October 15, 2012

Announcement of the 2012 Mora Award Winner

Congratulations to the winner of the 2012 Estela & Raúl Mora Award: Lynden Public Library, Whatcom County Library System, Lynden WA!

For the first time, we are also awarding three Mora Honor Awards:
DC Public Library/Mount Pleasant, DC., King County Library, WA; and Sacramento Public Library, CA. Congratulations to these libraries and to all who submitted award applications. It’s exciting to see how these awards are growing and how the Día work is deepening to involve community members as literacy leaders.

I wish to thank the 2012 REFORMA Mora Award Committee for its careful deliberations. The Chair was Beatriz Pascual Wallace,Seattle Public Library; members included Heidi K. Becker, Denver Public Library; Hope Crandall (formerly school librarian at Washington Elementary, WA); David Suárez, Richland County Public Library and Lupita Vega, Santa Ana Public Library.

Join us for future posts about these awards, including an interview with Tina Bixby, Children's Librarian for the Lynden Public Library.

Read REFORMA's press release in English and Spanish.

October 13, 2012

Celebrating Paper Tigers 10th Anniversary

Happy Anniversary to PaperTigers! Congratulations on their vision and the many accomplishments over the past ten years.

Artist John Parra designed this anniversary poster.

Read editor's Marjorie Coughlan’s thoughts about PaperTigers now and hopes for the future.

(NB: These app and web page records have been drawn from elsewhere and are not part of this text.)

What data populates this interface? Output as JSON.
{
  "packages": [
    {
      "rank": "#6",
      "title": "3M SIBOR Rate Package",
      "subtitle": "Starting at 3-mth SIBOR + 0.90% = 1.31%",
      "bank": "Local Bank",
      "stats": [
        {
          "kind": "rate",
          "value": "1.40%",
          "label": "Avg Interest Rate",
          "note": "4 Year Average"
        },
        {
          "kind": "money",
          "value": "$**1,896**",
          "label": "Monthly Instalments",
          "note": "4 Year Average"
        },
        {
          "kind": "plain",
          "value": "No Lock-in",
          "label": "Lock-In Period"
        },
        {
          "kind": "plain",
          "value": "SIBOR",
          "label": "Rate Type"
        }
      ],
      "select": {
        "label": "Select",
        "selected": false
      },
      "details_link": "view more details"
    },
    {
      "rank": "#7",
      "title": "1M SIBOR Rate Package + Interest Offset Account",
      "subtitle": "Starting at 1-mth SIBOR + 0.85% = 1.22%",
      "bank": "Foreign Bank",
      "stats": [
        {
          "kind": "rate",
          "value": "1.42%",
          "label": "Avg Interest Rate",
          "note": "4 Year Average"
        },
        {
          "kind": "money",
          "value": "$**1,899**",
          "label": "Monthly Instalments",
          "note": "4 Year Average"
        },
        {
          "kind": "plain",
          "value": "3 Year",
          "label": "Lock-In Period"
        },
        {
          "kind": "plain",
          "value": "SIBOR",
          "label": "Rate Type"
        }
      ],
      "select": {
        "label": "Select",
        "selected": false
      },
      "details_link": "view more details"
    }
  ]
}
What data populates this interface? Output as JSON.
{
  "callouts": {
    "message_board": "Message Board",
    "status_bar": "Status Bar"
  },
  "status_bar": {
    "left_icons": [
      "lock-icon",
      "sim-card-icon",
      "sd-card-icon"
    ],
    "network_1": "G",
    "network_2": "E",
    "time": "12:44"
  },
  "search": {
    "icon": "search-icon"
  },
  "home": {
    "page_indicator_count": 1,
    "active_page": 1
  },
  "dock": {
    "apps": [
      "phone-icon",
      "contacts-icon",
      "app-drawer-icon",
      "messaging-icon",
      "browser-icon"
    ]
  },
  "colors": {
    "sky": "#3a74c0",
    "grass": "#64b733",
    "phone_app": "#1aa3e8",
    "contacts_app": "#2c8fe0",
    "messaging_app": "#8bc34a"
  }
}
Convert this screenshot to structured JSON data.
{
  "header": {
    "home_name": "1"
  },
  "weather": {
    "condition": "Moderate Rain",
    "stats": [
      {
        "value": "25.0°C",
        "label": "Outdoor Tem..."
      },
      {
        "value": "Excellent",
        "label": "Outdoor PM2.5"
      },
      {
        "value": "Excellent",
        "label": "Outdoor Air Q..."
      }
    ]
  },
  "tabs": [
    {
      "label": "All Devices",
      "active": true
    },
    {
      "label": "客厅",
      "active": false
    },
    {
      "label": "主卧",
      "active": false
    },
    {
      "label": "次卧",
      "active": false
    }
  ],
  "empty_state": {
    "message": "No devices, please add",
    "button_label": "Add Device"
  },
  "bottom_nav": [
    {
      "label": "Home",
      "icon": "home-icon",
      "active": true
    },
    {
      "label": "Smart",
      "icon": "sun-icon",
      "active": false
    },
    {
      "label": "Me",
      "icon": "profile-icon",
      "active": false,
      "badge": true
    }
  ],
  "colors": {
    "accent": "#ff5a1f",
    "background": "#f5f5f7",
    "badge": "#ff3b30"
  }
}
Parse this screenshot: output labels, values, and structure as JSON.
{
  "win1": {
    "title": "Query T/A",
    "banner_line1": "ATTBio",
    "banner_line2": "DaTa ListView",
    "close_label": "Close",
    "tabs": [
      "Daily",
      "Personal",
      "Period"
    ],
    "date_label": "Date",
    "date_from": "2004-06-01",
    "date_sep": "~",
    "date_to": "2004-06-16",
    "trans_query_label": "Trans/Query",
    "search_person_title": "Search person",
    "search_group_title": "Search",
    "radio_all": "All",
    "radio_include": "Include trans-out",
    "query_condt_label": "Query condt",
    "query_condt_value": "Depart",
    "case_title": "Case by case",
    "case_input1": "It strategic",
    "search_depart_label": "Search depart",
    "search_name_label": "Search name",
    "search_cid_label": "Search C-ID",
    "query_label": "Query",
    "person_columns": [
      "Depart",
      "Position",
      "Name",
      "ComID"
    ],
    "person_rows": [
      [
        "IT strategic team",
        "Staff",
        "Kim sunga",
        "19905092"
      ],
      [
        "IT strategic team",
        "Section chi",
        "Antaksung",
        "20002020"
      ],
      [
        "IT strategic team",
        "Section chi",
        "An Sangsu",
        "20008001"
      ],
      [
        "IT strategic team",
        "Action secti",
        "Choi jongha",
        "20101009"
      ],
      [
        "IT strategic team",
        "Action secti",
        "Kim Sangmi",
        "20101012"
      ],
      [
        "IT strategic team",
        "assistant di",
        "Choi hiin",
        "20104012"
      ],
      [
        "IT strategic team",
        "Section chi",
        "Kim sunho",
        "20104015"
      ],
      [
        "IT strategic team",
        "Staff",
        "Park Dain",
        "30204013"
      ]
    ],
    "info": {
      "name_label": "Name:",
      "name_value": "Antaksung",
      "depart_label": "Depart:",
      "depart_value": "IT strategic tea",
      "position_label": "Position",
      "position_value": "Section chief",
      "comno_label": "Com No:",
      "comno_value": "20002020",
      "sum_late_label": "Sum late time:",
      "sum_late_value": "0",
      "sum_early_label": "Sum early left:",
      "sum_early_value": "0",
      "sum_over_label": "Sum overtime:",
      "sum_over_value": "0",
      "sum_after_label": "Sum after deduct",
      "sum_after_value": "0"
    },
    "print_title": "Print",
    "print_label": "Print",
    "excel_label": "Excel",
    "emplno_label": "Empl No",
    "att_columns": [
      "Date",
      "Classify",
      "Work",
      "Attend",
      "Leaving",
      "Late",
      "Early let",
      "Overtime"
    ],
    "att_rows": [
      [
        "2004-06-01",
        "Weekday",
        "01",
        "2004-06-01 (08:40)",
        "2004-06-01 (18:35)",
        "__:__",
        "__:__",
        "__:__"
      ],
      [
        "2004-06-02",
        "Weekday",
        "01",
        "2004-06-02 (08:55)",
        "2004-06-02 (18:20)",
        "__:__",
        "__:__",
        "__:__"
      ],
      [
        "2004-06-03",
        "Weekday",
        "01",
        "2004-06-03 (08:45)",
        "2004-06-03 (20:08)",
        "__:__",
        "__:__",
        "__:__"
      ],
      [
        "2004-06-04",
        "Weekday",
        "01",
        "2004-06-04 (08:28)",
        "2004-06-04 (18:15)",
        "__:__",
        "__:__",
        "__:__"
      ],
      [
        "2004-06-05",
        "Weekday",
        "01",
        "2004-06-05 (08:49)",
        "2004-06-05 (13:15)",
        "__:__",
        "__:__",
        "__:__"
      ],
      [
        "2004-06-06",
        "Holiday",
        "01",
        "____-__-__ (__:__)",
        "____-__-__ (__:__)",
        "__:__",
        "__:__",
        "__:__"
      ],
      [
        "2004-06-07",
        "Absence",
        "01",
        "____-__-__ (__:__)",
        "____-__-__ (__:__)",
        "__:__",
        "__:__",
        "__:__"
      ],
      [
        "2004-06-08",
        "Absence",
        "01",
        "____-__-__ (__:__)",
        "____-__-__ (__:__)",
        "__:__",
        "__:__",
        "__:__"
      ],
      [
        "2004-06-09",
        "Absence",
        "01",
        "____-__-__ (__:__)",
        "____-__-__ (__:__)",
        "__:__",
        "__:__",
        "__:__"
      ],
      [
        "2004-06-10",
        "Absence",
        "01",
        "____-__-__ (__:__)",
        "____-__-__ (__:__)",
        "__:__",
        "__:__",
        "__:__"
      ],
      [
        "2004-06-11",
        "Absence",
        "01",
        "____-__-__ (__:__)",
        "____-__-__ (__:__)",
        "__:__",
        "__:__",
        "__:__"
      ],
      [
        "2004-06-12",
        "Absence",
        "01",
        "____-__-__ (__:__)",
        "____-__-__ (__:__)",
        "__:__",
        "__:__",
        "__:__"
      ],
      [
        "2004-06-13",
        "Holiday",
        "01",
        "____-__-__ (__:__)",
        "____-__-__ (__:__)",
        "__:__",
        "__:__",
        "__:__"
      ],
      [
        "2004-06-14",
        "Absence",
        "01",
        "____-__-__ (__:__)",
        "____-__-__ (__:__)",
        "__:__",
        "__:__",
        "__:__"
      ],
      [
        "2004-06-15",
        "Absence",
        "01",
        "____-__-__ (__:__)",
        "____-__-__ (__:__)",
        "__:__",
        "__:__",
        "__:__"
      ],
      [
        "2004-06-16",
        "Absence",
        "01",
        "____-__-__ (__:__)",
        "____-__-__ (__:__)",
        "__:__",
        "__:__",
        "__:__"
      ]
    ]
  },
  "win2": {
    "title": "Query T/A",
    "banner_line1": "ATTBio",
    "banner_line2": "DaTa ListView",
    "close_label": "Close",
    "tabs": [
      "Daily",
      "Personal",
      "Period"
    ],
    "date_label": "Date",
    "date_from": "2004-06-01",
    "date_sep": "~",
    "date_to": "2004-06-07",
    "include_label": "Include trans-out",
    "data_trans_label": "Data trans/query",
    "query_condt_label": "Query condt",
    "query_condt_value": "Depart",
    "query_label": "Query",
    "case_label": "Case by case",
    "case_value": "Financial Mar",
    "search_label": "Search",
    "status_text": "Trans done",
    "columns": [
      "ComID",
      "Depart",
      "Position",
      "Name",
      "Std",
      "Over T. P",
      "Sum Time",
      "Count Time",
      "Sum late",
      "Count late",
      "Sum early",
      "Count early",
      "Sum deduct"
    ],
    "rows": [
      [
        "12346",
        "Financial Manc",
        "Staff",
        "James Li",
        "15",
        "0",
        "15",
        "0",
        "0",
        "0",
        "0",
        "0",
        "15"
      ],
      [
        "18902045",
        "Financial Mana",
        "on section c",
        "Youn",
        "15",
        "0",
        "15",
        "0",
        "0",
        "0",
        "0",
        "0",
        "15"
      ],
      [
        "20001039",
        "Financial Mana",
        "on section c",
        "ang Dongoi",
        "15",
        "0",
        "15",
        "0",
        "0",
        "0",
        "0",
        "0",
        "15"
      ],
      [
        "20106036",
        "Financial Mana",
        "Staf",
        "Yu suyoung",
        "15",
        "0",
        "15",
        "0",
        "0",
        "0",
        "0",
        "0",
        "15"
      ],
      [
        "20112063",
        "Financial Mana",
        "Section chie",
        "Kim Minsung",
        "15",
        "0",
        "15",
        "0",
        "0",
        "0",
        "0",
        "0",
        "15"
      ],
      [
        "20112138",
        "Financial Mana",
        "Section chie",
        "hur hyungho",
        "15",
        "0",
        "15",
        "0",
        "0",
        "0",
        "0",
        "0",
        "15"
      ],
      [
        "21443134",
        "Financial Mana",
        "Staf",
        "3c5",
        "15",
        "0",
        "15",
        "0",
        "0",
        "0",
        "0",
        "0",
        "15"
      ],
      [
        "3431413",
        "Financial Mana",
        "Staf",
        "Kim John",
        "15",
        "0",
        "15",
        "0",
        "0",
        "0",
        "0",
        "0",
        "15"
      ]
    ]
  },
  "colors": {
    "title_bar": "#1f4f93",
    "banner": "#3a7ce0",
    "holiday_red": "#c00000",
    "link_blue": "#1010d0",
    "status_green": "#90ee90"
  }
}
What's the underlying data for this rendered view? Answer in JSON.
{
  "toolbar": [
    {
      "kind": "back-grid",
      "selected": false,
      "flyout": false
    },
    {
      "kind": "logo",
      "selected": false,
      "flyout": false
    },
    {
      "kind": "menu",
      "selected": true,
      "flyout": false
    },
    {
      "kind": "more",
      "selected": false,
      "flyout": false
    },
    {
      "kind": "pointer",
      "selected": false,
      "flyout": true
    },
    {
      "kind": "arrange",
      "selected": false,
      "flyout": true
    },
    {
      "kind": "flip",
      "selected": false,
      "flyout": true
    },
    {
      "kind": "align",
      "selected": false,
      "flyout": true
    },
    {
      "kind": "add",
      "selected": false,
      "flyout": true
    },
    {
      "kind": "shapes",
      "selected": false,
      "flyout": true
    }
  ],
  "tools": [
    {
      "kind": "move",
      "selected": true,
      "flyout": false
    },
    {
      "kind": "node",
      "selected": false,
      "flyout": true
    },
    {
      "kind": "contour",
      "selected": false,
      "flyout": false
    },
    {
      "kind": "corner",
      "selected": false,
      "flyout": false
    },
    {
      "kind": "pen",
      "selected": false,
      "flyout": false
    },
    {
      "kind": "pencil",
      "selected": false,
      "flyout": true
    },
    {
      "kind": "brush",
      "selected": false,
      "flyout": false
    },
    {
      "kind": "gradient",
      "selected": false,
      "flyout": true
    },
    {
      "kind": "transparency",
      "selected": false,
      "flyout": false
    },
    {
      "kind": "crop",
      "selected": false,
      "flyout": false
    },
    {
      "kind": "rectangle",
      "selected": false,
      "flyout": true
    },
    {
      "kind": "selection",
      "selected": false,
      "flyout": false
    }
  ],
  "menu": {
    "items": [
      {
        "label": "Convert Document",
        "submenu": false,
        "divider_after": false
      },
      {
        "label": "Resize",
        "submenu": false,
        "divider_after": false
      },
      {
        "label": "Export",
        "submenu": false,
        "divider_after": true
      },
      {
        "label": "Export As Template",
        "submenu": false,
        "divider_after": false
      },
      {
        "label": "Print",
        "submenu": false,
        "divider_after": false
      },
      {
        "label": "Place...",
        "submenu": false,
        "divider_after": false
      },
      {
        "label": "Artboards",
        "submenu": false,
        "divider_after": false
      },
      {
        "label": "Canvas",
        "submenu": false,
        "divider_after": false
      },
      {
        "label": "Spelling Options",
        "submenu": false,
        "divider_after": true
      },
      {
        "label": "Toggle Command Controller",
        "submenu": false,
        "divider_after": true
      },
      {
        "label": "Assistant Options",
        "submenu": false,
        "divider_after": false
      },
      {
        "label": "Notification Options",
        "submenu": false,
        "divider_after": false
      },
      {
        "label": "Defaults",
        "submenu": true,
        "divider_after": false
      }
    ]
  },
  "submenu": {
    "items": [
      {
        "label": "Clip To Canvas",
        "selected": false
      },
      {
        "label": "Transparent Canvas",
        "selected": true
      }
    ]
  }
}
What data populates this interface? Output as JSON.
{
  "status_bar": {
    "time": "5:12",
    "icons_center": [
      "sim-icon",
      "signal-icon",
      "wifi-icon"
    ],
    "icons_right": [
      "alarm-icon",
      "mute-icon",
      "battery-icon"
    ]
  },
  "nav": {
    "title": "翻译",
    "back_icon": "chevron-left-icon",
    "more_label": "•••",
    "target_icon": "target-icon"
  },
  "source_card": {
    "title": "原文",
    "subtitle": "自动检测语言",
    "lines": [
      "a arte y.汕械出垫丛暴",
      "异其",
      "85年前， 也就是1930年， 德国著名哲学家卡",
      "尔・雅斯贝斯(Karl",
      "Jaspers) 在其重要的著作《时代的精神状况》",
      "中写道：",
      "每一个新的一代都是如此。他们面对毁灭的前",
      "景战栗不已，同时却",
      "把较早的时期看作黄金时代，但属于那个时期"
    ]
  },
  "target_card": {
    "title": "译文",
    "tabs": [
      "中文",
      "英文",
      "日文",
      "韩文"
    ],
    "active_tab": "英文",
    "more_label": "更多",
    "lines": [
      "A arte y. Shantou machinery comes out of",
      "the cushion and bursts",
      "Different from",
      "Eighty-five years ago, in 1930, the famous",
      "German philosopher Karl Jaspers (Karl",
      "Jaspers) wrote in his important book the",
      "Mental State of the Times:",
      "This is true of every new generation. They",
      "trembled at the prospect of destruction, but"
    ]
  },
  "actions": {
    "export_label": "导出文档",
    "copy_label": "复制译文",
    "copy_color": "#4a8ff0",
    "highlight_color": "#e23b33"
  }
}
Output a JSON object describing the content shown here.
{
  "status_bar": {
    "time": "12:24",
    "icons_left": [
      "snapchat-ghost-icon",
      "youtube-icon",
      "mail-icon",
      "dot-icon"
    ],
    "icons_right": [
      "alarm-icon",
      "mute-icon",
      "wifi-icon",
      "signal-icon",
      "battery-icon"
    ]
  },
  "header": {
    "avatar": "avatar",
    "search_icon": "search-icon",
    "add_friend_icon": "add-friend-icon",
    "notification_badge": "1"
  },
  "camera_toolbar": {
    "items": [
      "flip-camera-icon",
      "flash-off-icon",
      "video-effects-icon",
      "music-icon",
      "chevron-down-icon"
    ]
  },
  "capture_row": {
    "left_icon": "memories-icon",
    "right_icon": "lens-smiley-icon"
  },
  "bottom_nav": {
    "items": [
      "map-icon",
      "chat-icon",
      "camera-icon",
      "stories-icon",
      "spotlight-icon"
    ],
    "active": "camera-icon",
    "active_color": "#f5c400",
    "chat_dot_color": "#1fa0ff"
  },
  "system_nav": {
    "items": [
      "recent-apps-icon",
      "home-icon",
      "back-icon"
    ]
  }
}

Former PaperTigers Managing Editor, Aline Pereira, has written an article about her long involvement with the website and othr resources.

October 5, 2012

Recommendations for Hispanic Heritage Month

I was born wealthy. I had the good fortune to grow up in a loving, bilingual home in El Paso, Texas. All my grandparents spoke only Spanish. Mom and Dad were bilingual, though, so I always spoke both English and Spanish. Since Mom was a reader, I also had the good fortune to grow up with books in our home, and I enjoyed teachers who read to us at school, visits to the library, the fun of Summer Reading Clubs. Too often today, the word “wealthy” is reduced to money. Well, I was and am rich in family, books, and languages. How I wish I were tri-lingual!

Since sharing is often more fun than having, I like to share bookjoy, la alegría en los libros. I founded Día, El dia de los niños, El día de los libros/Children’s Day, Book Day, as one way for all of us to link all children to books, languages and cultures day by day, día por día. Día celebrations are held throughout the country around April 30th and are fun to plan at home, school, and libraries. I wrote Book Fiesta to show the fun of reading by ourselves, with our family, to our pets and reading everywhere—even in a hot air balloon and on an elephant.


I not only love words and languages, I love diversity: the wonder of an array of flowers, birds, and humans, families. I’ll never understand why some are valued more than others. The Hispanic or Latino national community is highly diverse. Some are new arrivals; some families that have lived on the U.S. landscape for generations. Some have ancestors from countries such as Mexico, Cuba, Puerto Rico, the Dominican Republic, Peru. Some are dark; some fair. Some Catholic; some Protestant or Jewish. Some speak only Spanish, some only English, some are bilingual.

I was a children’s book author before I noticed: hey, none of the books I read and loved had any characters who looked like me or my family, who spoke Spanish and enjoyed saying both candy and dulces. How children and the young at heart enjoy learning words in other languages! Luckily, many Latino authors are now writing wonderful books for us all. Here are ten of my favorites:


Thanks to PBS Parents!